Implementation: Each BLM state director must identify a point-of-contact for railroad ROW evaluations for 1875 Act ROWs. Within 45 days of issuance of this IM, each BLM state director will forward the names of points-of-contact to Jennifer Whyte, Realty Specialist, Railroad Program Lead, WO-350. 

Timeframe: This information and guidance is effective immediately.

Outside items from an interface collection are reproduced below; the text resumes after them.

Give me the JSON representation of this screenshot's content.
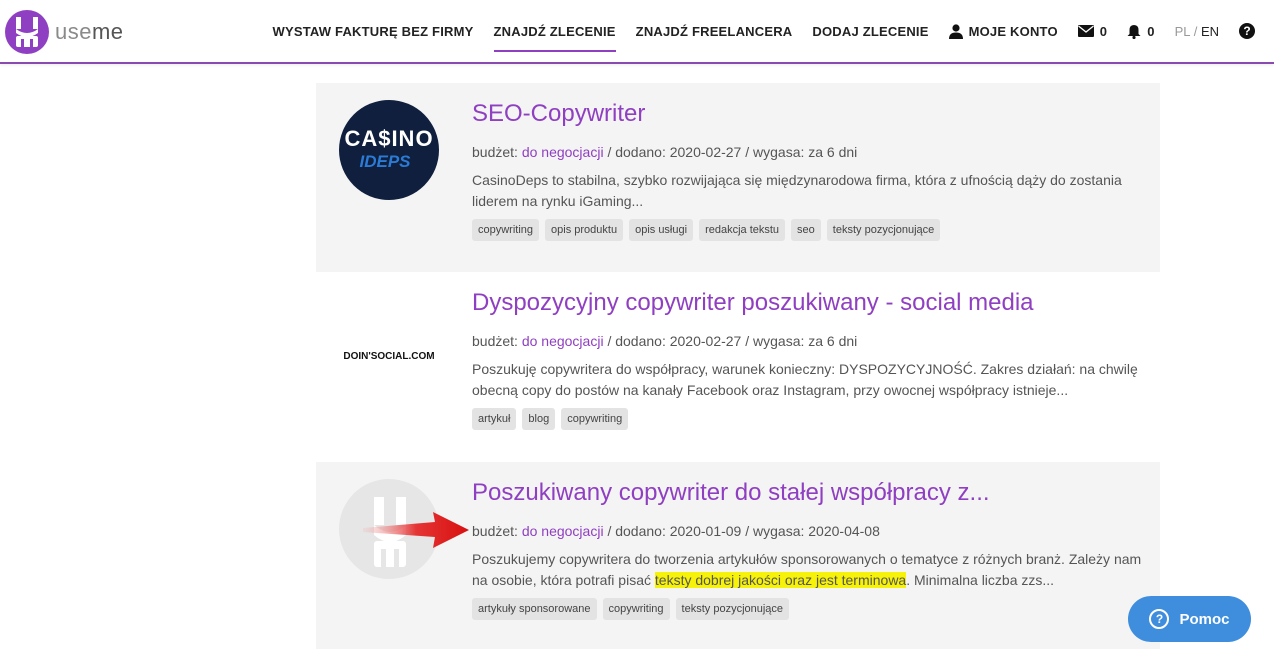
{
  "header": {
    "logo_text_light": "use",
    "logo_text_bold": "me",
    "nav": [
      {
        "label": "WYSTAW FAKTURĘ BEZ FIRMY"
      },
      {
        "label": "ZNAJDŹ ZLECENIE"
      },
      {
        "label": "ZNAJDŹ FREELANCERA"
      },
      {
        "label": "DODAJ ZLECENIE"
      },
      {
        "label": "MOJE KONTO"
      }
    ],
    "messages_count": "0",
    "notifications_count": "0",
    "lang_pl": "PL",
    "lang_sep": "/",
    "lang_en": "EN",
    "help": "?"
  },
  "listings": [
    {
      "title": "SEO-Copywriter",
      "budget_label": "budżet:",
      "budget_value": "do negocjacji",
      "meta_rest": "/ dodano: 2020-02-27 / wygasa: za 6 dni",
      "description": "CasinoDeps to stabilna, szybko rozwijająca się międzynarodowa firma, która z ufnością dąży do zostania liderem na rynku iGaming...",
      "logo_text_top": "CA$INO",
      "logo_text_bottom": "IDEPS",
      "tags": [
        "copywriting",
        "opis produktu",
        "opis usługi",
        "redakcja tekstu",
        "seo",
        "teksty pozycjonujące"
      ]
    },
    {
      "title": "Dyspozycyjny copywriter poszukiwany - social media",
      "budget_label": "budżet:",
      "budget_value": "do negocjacji",
      "meta_rest": "/ dodano: 2020-02-27 / wygasa: za 6 dni",
      "description": "Poszukuję copywritera do współpracy, warunek konieczny: DYSPOZYCYJNOŚĆ. Zakres działań: na chwilę obecną copy do postów na kanały Facebook oraz Instagram, przy owocnej współpracy istnieje...",
      "logo_text": "DOIN'SOCIAL.COM",
      "tags": [
        "artykuł",
        "blog",
        "copywriting"
      ]
    },
    {
      "title": "Poszukiwany copywriter do stałej współpracy z...",
      "budget_label": "budżet:",
      "budget_value": "do negocjacji",
      "meta_rest": "/ dodano: 2020-01-09 / wygasa: 2020-04-08",
      "description_before": "Poszukujemy copywritera do tworzenia artykułów sponsorowanych o tematyce z różnych branż. Zależy nam na osobie, która potrafi pisać ",
      "description_highlight": "teksty dobrej jakości oraz jest terminowa",
      "description_after": ". Minimalna liczba zzs...",
      "tags": [
        "artykuły sponsorowane",
        "copywriting",
        "teksty pozycjonujące"
      ]
    }
  ],
  "help_button": {
    "label": "Pomoc",
    "icon": "?"
  },
  "colors": {
    "brand": "#8f3fc1",
    "help": "#3f8ede",
    "highlight": "#f7f20a"
  }
}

Budget Impact: This policy has a moderate budget impact. The budget impact will depend on the cost of the Federal Register notice, the cost of other public notices, the amount of outreach, and the number of activities that need to be evaluated using the process outlined in this IM, such as pre-application meetings, records management, and coordination. If the evaluation results in the submittal of an application, the BLM will primarily rely on cost recovery for processing applications and monitoring the authorizations. If it is necessary to open an unauthorized use action, the BLM costs for processing the action will be pursued to the extent allowable in accordance with the unauthorized use regulations applicable for the subject use (i.e., 43 CFR 2808, 2888, 2920.1-2, 2933.33, 9239). 

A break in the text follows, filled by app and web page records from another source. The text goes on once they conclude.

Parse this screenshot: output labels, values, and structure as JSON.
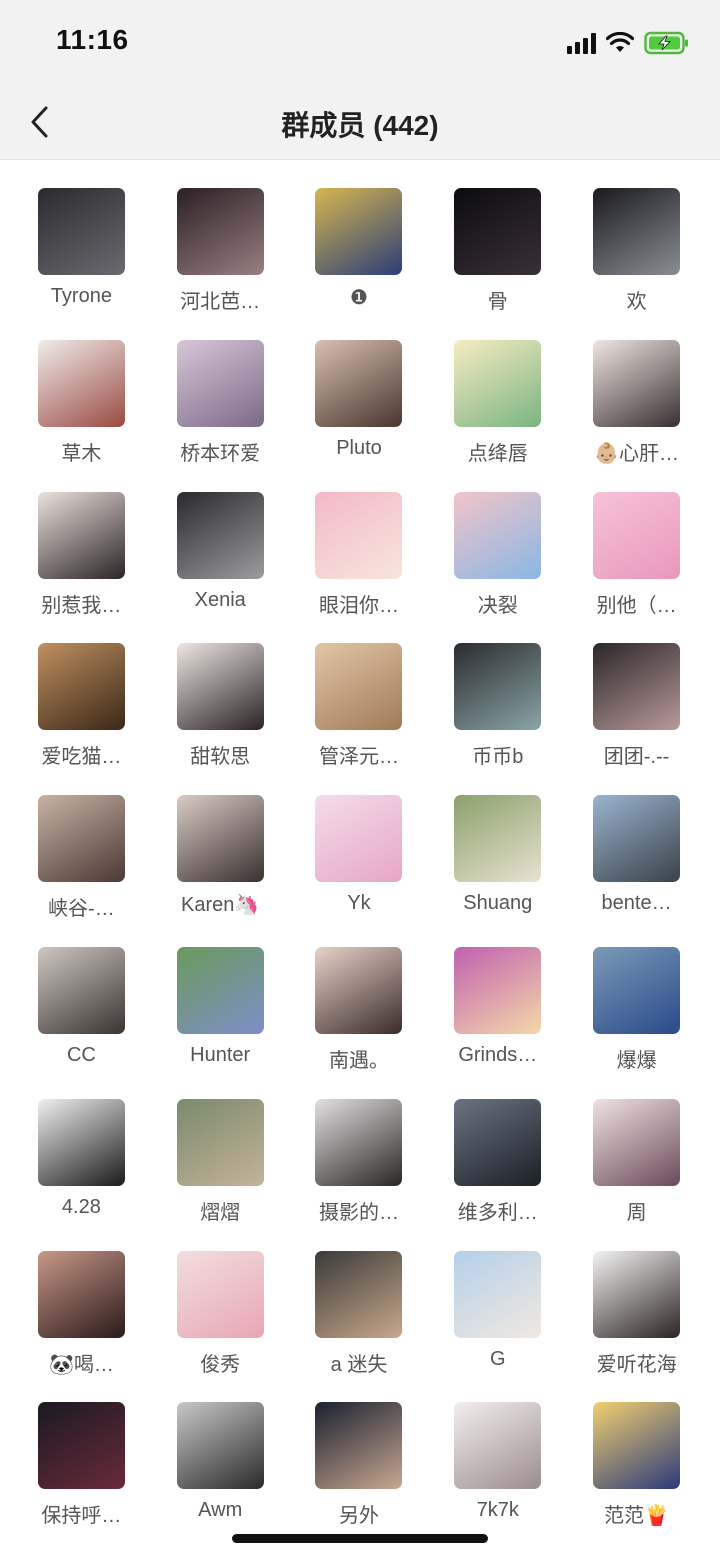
{
  "status_bar": {
    "time": "11:16"
  },
  "header": {
    "title": "群成员 (442)"
  },
  "members": [
    {
      "name": "Tyrone",
      "colors": [
        "#2b2b2f",
        "#6a6a70"
      ]
    },
    {
      "name": "河北芭…",
      "colors": [
        "#2a2024",
        "#9a7f82"
      ]
    },
    {
      "name": "❶",
      "colors": [
        "#d6b650",
        "#2a3e78"
      ]
    },
    {
      "name": "骨",
      "colors": [
        "#0c0c10",
        "#3a3038"
      ]
    },
    {
      "name": "欢",
      "colors": [
        "#1a1a1e",
        "#8a8e94"
      ]
    },
    {
      "name": "草木",
      "colors": [
        "#f0ece8",
        "#9a4a44"
      ]
    },
    {
      "name": "桥本环爱",
      "colors": [
        "#d8c6d8",
        "#7a6a86"
      ]
    },
    {
      "name": "Pluto",
      "colors": [
        "#d8c0b0",
        "#4a3630"
      ]
    },
    {
      "name": "点绛唇",
      "colors": [
        "#f6ecc2",
        "#7ab482"
      ]
    },
    {
      "name": "👶🏼心肝…",
      "colors": [
        "#efe6e2",
        "#3a3032"
      ]
    },
    {
      "name": "别惹我…",
      "colors": [
        "#ebe1dd",
        "#2c2426"
      ]
    },
    {
      "name": "Xenia",
      "colors": [
        "#2a2a2c",
        "#9c9c9e"
      ]
    },
    {
      "name": "眼泪你…",
      "colors": [
        "#f4b8c8",
        "#f6e6dc"
      ]
    },
    {
      "name": "决裂",
      "colors": [
        "#f2c4c8",
        "#8ab6e4"
      ]
    },
    {
      "name": "别他（…",
      "colors": [
        "#f6c2da",
        "#e898bc"
      ]
    },
    {
      "name": "爱吃猫…",
      "colors": [
        "#c09060",
        "#3a2818"
      ]
    },
    {
      "name": "甜软思",
      "colors": [
        "#eee6e2",
        "#2a2224"
      ]
    },
    {
      "name": "管泽元…",
      "colors": [
        "#e2c6a6",
        "#a07a58"
      ]
    },
    {
      "name": "币币b",
      "colors": [
        "#2a2c2e",
        "#8aa4a8"
      ]
    },
    {
      "name": "团团-.--",
      "colors": [
        "#2c2628",
        "#b89a9a"
      ]
    },
    {
      "name": "峡谷-…",
      "colors": [
        "#c8b2a4",
        "#4a3a34"
      ]
    },
    {
      "name": "Karen🦄",
      "colors": [
        "#d8ccc4",
        "#3a3030"
      ]
    },
    {
      "name": "Yk",
      "colors": [
        "#f4dceb",
        "#e6a6c6"
      ]
    },
    {
      "name": "Shuang",
      "colors": [
        "#8aa06a",
        "#e8e2d2"
      ]
    },
    {
      "name": "bente…",
      "colors": [
        "#9ab4d0",
        "#3a4248"
      ]
    },
    {
      "name": "CC",
      "colors": [
        "#cfc7c1",
        "#3a3432"
      ]
    },
    {
      "name": "Hunter",
      "colors": [
        "#6a9a5c",
        "#7e8ec8"
      ]
    },
    {
      "name": "南遇。",
      "colors": [
        "#e8d2c8",
        "#3a2c2a"
      ]
    },
    {
      "name": "Grinds…",
      "colors": [
        "#c060b0",
        "#f4d8a8"
      ]
    },
    {
      "name": "爆爆",
      "colors": [
        "#7a9ab8",
        "#2a4a8a"
      ]
    },
    {
      "name": "4.28",
      "colors": [
        "#f0f0f0",
        "#1a1a1a"
      ]
    },
    {
      "name": "熠熠",
      "colors": [
        "#7a8a6a",
        "#c4b29c"
      ]
    },
    {
      "name": "摄影的…",
      "colors": [
        "#e2e0e0",
        "#2a2626"
      ]
    },
    {
      "name": "维多利…",
      "colors": [
        "#6a7482",
        "#1c2026"
      ]
    },
    {
      "name": "周",
      "colors": [
        "#f0e2e0",
        "#6a4a5a"
      ]
    },
    {
      "name": "🐼喝…",
      "colors": [
        "#c89888",
        "#2a1a1a"
      ]
    },
    {
      "name": "俊秀",
      "colors": [
        "#f2dede",
        "#e8a6b4"
      ]
    },
    {
      "name": "a 迷失",
      "colors": [
        "#3a3a3a",
        "#c8a88a"
      ]
    },
    {
      "name": "G",
      "colors": [
        "#b4d0ea",
        "#f0e8e0"
      ]
    },
    {
      "name": "爱听花海",
      "colors": [
        "#f4f2f2",
        "#2a2422"
      ]
    },
    {
      "name": "保持呼…",
      "colors": [
        "#1a1a22",
        "#6a2a3a"
      ]
    },
    {
      "name": "Awm",
      "colors": [
        "#c8c8c8",
        "#2a2a2a"
      ]
    },
    {
      "name": "另外",
      "colors": [
        "#1a2030",
        "#c8a890"
      ]
    },
    {
      "name": "7k7k",
      "colors": [
        "#f4eeee",
        "#9a8c8c"
      ]
    },
    {
      "name": "范范🍟",
      "colors": [
        "#f2d070",
        "#2a3a7a"
      ]
    }
  ]
}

Background: On January 5, 1989, the Solicitor issued Opinion M-36964 which, among other things, concluded that railroads possessed “what is tantamount to a fee interest in [their] 1875 Act rights of way,” allowing them to undertake or authorize any activities located within these ROWs regardless of purpose. As a result of further review of the 1875 Act and applicable judicial decisions, the Solicitor issued Opinion M-37025 on November 4, 2011, withdrawing that part of Opinion M-36964 concerning the scope of a ROW issued pursuant to the 1875 Act. As Opinion M-37025 explains, railroad companies have the authority to undertake or authorize activities located within an 1875 Act ROW if those activities derive from or further a railroad purpose, while the BLM retains jurisdiction over activities located within the 1875 Act ROWs across BLM-managed lands that do not derive from or further a railroad purpose.    
 
Manual/Handbook Sections Affected:  This IM transmits policy that the BLM will incorporate into the BLM Right-of-Way Manual Series 2800/2880 during the next revision. 
 
Coordination: WO-350 developed this IM in consultation with the WO-100 and coordinated with the Solicitor’s Office and BLM state and field offices.
 
ContactIf you have any questions concerning the content of this IM, please contact me at   202-208-4201, or your staff may contact Lucas Lucero, Senior Advisor (WO-300) at 202-912-7342 or LLucero@blm.gov, or Jennifer Whyte, Realty Specialist, Railroad Program Lead (WO-350) at 202‑912‑7219 or JWhyte@blm.gov.
 
 
Signed by:                                                                    Authenticated by:
Michael Nedd                                                                Robert M. Williams
Assistant Director                                                         Division of IRM Governance,WO-860
Energy, Minerals and Realty Management
 
2 Attachments


[1] For purposes of this IM, references to activities within an 1875 Act ROW include both existing and proposed uses, structures, facilities, and operations.  
[2] The 2011 M Opinion does not modify the findings of 1989 M Opinion relating to railroad ROWs issued under other statutes. The 2011 Opinion is available at - http://www.blm.gov/pgdata/etc/medialib/blm/wo/Information_ Resources_ Management/policy/im_attachments/2012.Par.11155.File.dat/IM2012-038_att1.pdf . 
[3] As a means of tracking activities occurring on BLM-managed lands, generally the BLM states offices should serialize all identified activities located within an 1875 Act ROW across BLM-managed lands in the LR2000 regardless of whether those activities are ultimately determined to require a BLM-authorization. 

 
Last updated: 08-12-2014